Norwegian authorities have expanded indictment against partly state-owned chemical company Yara by including bribery of persons with a Russian raw material supplier – Phosagro, reports NTB. Yara has long been accused of gross corruption in connection with the use of intermediaries in Libya and India.
Norwegian authorities began investigating the company in the spring of 2011, after Yara itself warned about possible bribes from the company to a consultant in connection with a project in Libya. While Yara hired external experts under the auspices of Wiersholm to investigate suspicions.
During the investigation, new corruption cases were revealed including a payment to an Indian consultant.
Reviewers state that in total almost 100 million NOK was spend in what they characterized as “unacceptable payments” to providers in Eastern Europe. The payments have occurred from Yara Balderton subsidiary in Switzerland. Fertilizer trader Nejdet Baysan, who owned Yara Balderton, says Yara management has known about the payments.
In an article in Dagens Næringsliv last Saturday it was reported that several Norwegian employees in recent years has notified the management of corruption risks associated with activities in Switzerland. It is also stated that Yara, after police had started corruption investigation, transferred shares worth close to 800 million NOK to a Cyprus company with unknown owner.
About Yara International
Yara International ASA is a Norwegian-based chemical company. Its largest business area is the production of nitrogen fertilizer, however it also encompasses the production of dry ice, nitrates, ammonia, urea and other nitrogen-based chemicals.
The company was established as Norsk Hydro – the world’s first producer of mineral nitrogen fertilizers – in 1905 and demerged as Yara International ASA on March 25, 2004. Yara is listed on the Oslo Stock Exchange and has its headquarters in Oslo.

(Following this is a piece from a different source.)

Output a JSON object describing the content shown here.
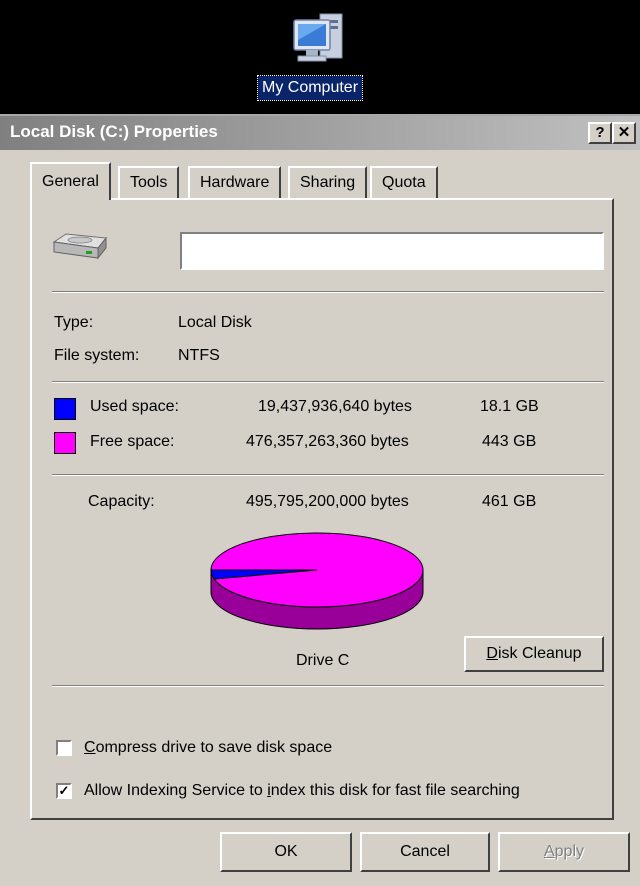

The company has about 7,300 employees, with operations in more than 50 countries and sales to over 150.